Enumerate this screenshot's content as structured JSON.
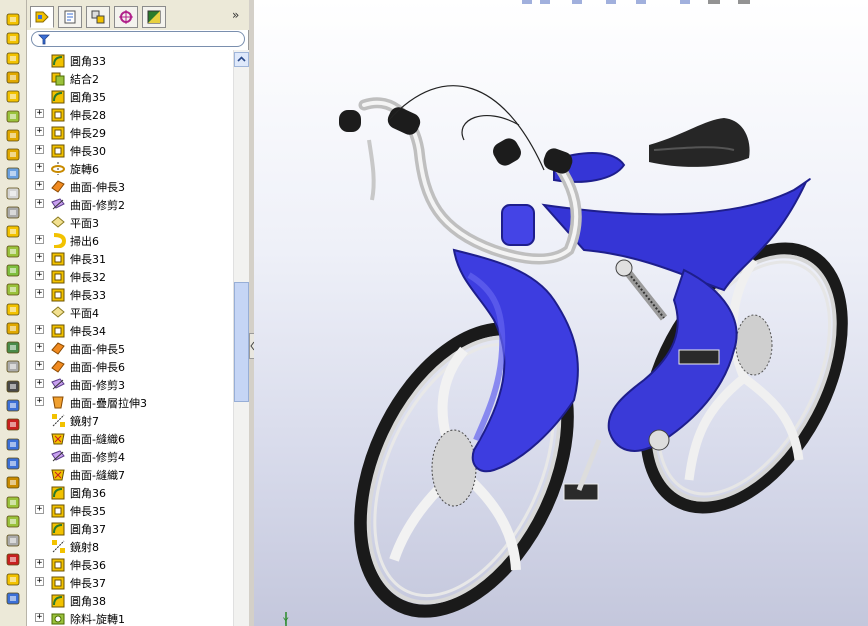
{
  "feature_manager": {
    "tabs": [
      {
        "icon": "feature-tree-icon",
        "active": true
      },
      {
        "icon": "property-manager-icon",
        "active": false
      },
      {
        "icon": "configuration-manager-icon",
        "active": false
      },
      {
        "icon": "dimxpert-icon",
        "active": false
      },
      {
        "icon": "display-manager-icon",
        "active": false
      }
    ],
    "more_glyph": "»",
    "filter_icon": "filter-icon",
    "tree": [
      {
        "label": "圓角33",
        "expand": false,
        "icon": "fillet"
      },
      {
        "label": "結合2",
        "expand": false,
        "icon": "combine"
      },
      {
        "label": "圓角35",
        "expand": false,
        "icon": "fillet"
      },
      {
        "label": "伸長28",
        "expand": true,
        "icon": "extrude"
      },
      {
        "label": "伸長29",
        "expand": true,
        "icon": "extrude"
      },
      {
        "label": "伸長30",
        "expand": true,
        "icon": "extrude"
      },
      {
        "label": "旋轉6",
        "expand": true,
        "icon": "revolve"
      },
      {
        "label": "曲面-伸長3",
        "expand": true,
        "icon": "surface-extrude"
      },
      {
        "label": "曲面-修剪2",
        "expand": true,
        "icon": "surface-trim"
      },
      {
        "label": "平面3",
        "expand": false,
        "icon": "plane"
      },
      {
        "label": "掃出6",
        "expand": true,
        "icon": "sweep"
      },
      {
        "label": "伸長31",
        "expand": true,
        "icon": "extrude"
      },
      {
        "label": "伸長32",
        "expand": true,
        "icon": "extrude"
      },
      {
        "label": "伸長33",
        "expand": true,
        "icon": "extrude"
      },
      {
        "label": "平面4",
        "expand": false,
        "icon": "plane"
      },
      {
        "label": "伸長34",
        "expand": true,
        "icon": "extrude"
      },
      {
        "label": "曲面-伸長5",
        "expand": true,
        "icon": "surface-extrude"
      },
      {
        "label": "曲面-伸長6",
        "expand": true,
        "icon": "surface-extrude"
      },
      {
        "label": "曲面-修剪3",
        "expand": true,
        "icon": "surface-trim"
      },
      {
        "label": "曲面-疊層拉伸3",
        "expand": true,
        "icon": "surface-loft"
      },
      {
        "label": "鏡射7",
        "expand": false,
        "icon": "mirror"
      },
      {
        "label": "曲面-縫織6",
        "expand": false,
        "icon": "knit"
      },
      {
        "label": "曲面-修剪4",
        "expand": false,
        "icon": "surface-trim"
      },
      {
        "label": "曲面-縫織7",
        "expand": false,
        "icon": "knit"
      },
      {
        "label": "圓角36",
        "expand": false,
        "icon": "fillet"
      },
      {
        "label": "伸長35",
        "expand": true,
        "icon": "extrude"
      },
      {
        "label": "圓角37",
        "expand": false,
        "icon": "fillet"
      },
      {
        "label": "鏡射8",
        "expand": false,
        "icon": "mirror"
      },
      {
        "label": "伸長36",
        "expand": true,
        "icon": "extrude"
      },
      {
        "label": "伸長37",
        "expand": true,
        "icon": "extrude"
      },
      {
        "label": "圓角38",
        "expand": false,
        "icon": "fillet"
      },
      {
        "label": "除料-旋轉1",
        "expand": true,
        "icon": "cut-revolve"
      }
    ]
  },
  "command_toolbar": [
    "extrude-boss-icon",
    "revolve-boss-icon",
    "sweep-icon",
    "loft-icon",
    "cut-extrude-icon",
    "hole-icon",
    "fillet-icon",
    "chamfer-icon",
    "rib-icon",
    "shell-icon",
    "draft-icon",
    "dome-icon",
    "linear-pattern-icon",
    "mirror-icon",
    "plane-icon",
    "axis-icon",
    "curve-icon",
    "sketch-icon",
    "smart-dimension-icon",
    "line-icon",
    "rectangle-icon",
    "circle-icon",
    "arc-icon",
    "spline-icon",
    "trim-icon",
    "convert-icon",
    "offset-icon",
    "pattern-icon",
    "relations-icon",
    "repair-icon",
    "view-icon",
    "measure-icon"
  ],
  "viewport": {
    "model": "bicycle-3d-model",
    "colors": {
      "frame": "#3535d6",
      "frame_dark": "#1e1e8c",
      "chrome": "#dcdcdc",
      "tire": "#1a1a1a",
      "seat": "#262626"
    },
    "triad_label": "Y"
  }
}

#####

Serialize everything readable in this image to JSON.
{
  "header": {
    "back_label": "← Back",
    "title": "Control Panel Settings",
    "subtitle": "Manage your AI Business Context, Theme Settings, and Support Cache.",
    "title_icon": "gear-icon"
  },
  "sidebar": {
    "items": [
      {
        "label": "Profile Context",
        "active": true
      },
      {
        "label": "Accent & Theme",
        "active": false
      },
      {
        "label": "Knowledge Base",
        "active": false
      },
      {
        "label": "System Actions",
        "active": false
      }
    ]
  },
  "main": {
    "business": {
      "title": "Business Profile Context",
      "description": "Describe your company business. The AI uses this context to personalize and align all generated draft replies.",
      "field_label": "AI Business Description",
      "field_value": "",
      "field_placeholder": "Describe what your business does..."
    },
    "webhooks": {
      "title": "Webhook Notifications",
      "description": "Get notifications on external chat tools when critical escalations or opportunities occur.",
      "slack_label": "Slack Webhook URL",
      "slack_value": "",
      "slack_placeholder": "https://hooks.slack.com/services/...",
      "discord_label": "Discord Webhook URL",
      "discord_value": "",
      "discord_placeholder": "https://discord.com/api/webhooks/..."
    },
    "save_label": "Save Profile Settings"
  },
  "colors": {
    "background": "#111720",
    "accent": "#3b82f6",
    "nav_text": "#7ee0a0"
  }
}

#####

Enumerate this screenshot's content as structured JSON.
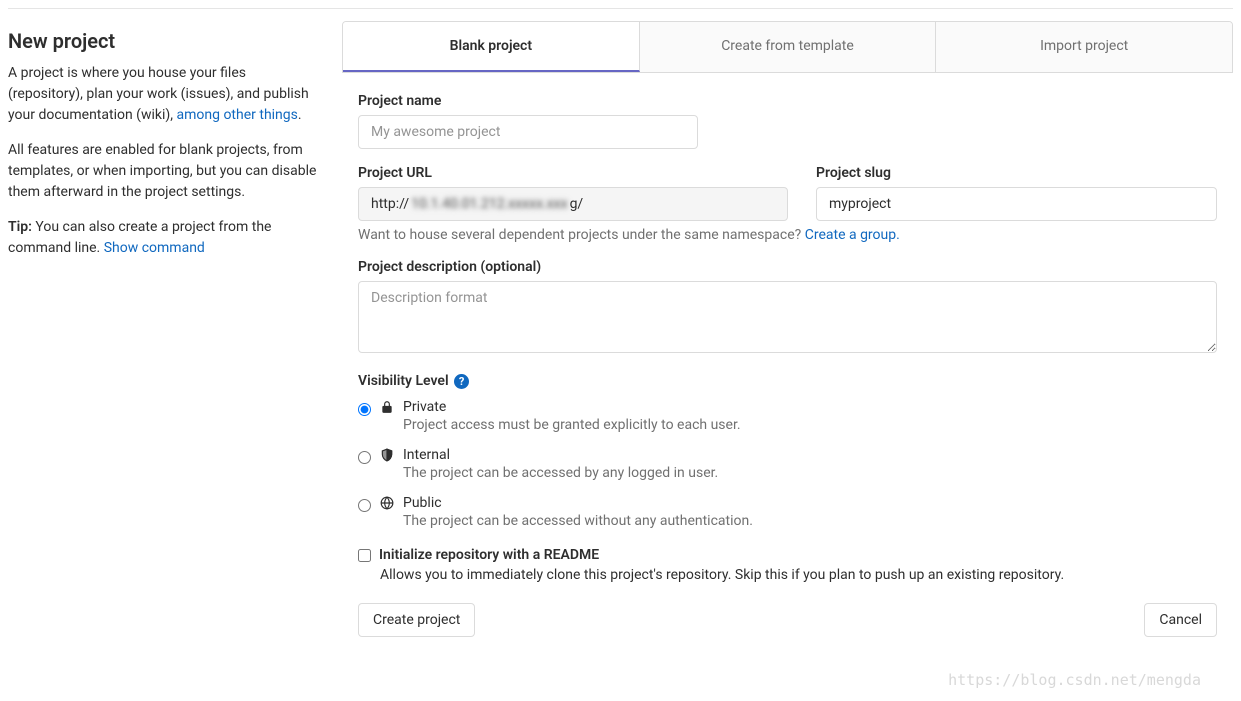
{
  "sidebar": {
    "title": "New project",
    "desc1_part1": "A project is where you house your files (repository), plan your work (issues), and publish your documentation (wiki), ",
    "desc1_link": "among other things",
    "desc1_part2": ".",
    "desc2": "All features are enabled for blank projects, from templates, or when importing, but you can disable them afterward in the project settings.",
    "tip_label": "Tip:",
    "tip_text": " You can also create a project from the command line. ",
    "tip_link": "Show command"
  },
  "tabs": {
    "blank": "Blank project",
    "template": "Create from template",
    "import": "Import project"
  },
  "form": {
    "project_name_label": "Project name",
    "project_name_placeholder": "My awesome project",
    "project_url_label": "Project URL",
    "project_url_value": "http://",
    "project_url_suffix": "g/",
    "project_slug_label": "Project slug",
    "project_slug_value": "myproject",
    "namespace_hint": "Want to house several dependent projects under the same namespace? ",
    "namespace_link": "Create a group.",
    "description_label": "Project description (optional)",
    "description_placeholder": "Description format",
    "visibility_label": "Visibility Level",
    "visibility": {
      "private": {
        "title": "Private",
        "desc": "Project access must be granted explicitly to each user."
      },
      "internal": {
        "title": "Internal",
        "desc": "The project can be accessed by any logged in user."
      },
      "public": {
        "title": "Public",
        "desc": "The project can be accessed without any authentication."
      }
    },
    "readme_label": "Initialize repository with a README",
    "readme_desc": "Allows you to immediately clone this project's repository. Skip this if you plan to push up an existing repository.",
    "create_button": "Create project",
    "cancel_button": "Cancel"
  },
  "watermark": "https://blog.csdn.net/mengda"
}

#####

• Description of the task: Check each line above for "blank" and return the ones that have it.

• Output for this task:
    "desc2": "All features are enabled for blank projects, from templates, or when importing, but you can disable them afterward in the project settings.",
    "blank": "Blank project",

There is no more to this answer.